>>>

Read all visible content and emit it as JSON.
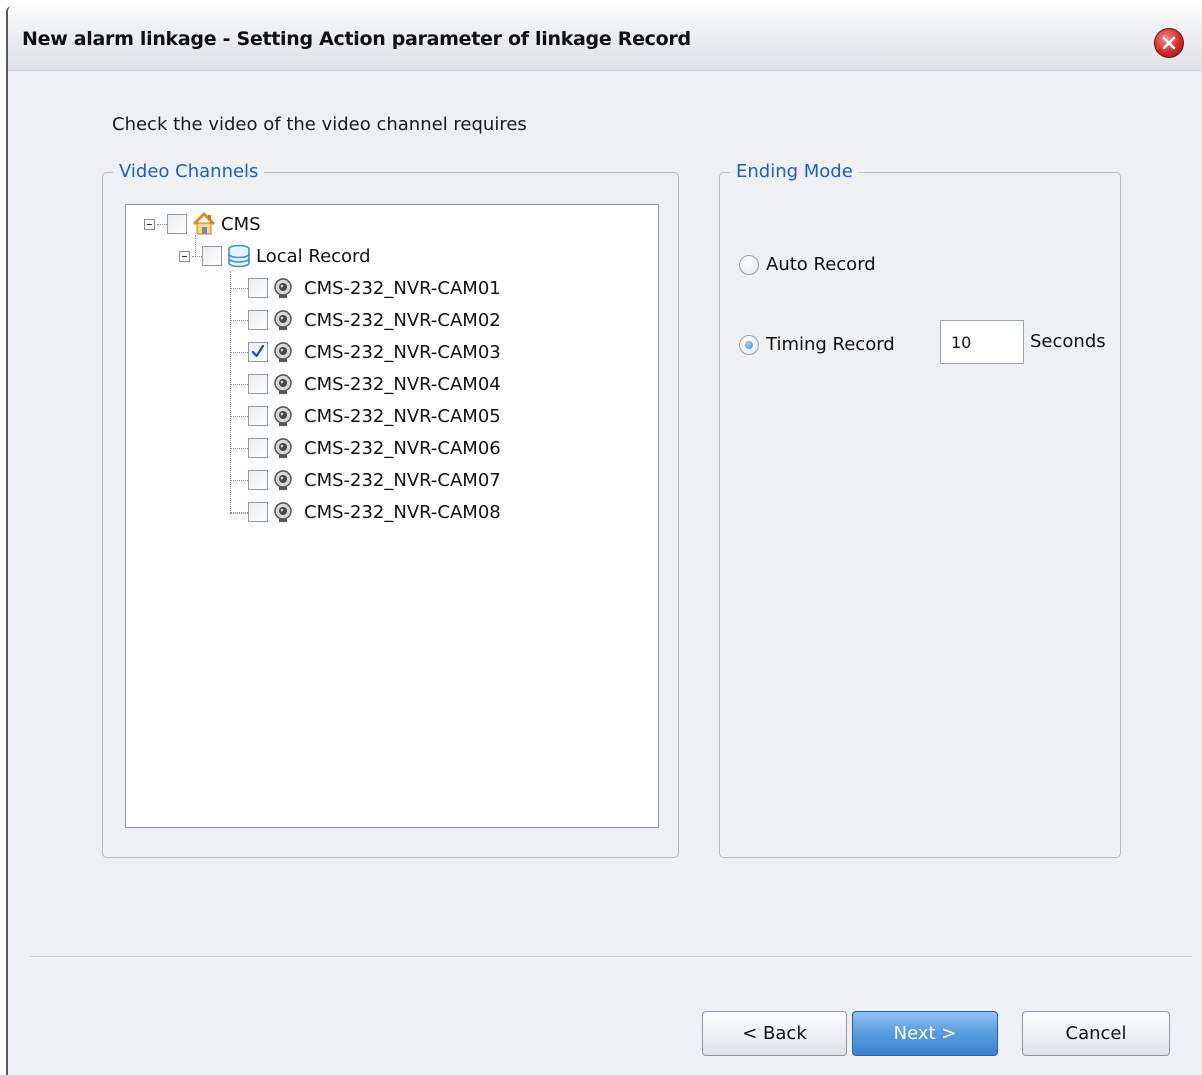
{
  "window": {
    "title": "New alarm linkage  -  Setting Action parameter of linkage Record"
  },
  "instruction": "Check the video of the video channel requires",
  "video_channels": {
    "legend": "Video Channels",
    "root": {
      "label": "CMS",
      "checked": false
    },
    "group": {
      "label": "Local Record",
      "checked": false
    },
    "cameras": [
      {
        "label": "CMS-232_NVR-CAM01",
        "checked": false
      },
      {
        "label": "CMS-232_NVR-CAM02",
        "checked": false
      },
      {
        "label": "CMS-232_NVR-CAM03",
        "checked": true
      },
      {
        "label": "CMS-232_NVR-CAM04",
        "checked": false
      },
      {
        "label": "CMS-232_NVR-CAM05",
        "checked": false
      },
      {
        "label": "CMS-232_NVR-CAM06",
        "checked": false
      },
      {
        "label": "CMS-232_NVR-CAM07",
        "checked": false
      },
      {
        "label": "CMS-232_NVR-CAM08",
        "checked": false
      }
    ]
  },
  "ending_mode": {
    "legend": "Ending Mode",
    "auto_record_label": "Auto Record",
    "timing_record_label": "Timing Record",
    "selected": "timing",
    "seconds_value": "10",
    "seconds_label": "Seconds"
  },
  "buttons": {
    "back": "< Back",
    "next": "Next >",
    "cancel": "Cancel"
  },
  "colors": {
    "legend_text": "#1f5fb8",
    "next_button": "#5b9ee0",
    "close_button": "#d22a2a"
  }
}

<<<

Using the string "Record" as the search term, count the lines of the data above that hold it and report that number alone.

4